University of Connecticut men's basketball forward Andre Jackson gave "all glory" to God on his path to winning the national championship game Monday night.
Jackson, a junior who scored three points and dished out six assists in the championship game against San Diego State University, discussed the impact his faith has had on his athletic career.
"Basketball and my faith have always been connected," Jackson said at a press conference ahead of a championship game. "My basketball trainer was also my pastor growing up."
"Every time I'm on my way to … work out every single day in the morning, he would pick me up on a bus, and he would kind of just of take me through and pick up some people and also just teach me the word of God," he recalled.
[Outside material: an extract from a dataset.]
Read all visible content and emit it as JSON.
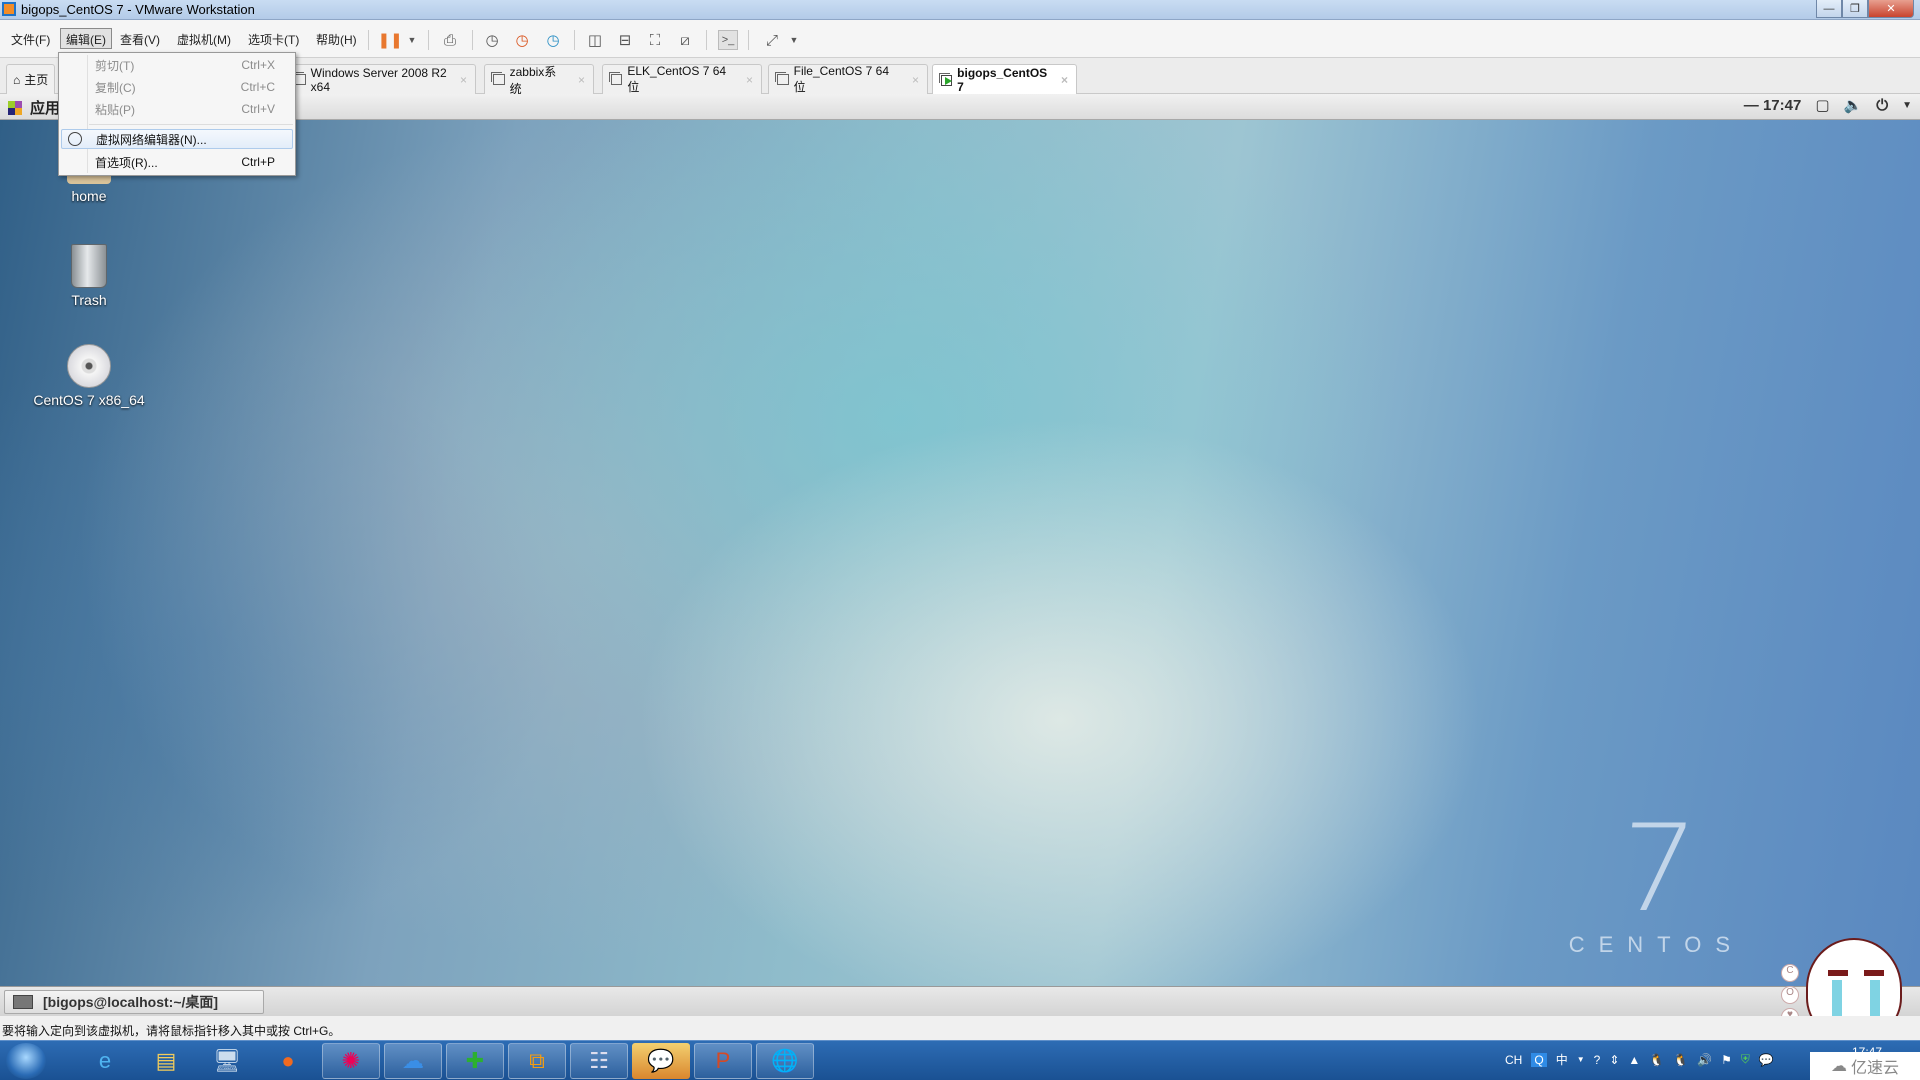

The 21-year-old described his faith as something that has been "ingrained in me since I like really learned how to play." He identified his faith and basketball as two things he depends on in his life.
Addressing his team's strong performance throughout the National Collegiate Athletic Association's Division I men's basketball tournament, Jackson remarked, "I feel like God has put me in this position."
"I feel like I've gone through a lot of trials and tribulations in the past when it comes to basketball, so for Him to be able to present me with a great opportunity like this, I'm just looking forward to trying to seize it and giving all glory to Him as always."
The UConn Huskies defeated the San Diego State Aztecs 76-59 in the final game of this year's NCAA tournament, which took place at Houston's NRG Stadium. UConn's victory Monday marked the fifth time the team claimed the coveted national title.
Monday was not the first time Jackson spoke of the importance of his faith.
In a post-game interview Saturday after their Final Four victory against the University of Miami, Jackson described his ability to compete in the tournament as a "blessing."
"I thank God every single day for this, for moments like this to be able to be in this position," he said.
Jackson's faith figured prominently in a profile published by CT Insider in March 2022. The athlete described his trainer, Clyde Clymer, as his "connection with God" as his mother painted a portrait of her son as a Christian who "puts a lot on God."
As a No. 4 seed, UConn defeated Iona College, Saint Mary's College of California, the University of Arkansas, Gonzaga University and the University of Miami before taking down San Diego State.
A victory parade is slated to take place in downtown Hartford, Connecticut, on Saturday. In a statement, Connecticut's Democratic Gov. Ned Lamont praised the team's performance on the court. He urged residents to drop by the state capital to attend the festivities.
"The UConn Huskies men's basketball team has been a dominating force in the NCAA tournament. It will be an honor for us to welcome the coaches and the players to downtown Hartford and give them the celebration they deserve," he said. "I am strongly encouraging the residents of Connecticut to come to the parade and show the Huskies how proud we are and how much this team means to our state."
Ryan Foley is a reporter for The Christian Post. He can be reached at: firstname.lastname@example.org